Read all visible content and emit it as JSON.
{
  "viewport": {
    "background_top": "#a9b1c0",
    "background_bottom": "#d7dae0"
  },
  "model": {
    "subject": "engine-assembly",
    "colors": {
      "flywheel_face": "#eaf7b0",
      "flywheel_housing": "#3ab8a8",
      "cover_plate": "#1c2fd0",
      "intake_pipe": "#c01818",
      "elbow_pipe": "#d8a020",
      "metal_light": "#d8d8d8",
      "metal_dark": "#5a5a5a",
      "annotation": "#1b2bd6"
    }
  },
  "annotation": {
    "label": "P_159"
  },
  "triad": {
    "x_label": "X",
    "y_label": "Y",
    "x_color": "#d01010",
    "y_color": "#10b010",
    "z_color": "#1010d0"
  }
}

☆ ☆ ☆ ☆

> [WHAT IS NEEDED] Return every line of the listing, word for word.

> [TASK RESULT]
Read all visible content and emit it as JSON.
{
  "viewport": {
    "background_top": "#a9b1c0",
    "background_bottom": "#d7dae0"
  },
  "model": {
    "subject": "engine-assembly",
    "colors": {
      "flywheel_face": "#eaf7b0",
      "flywheel_housing": "#3ab8a8",
      "cover_plate": "#1c2fd0",
      "intake_pipe": "#c01818",
      "elbow_pipe": "#d8a020",
      "metal_light": "#d8d8d8",
      "metal_dark": "#5a5a5a",
      "annotation": "#1b2bd6"
    }
  },
  "annotation": {
    "label": "P_159"
  },
  "triad": {
    "x_label": "X",
    "y_label": "Y",
    "x_color": "#d01010",
    "y_color": "#10b010",
    "z_color": "#1010d0"
  }
}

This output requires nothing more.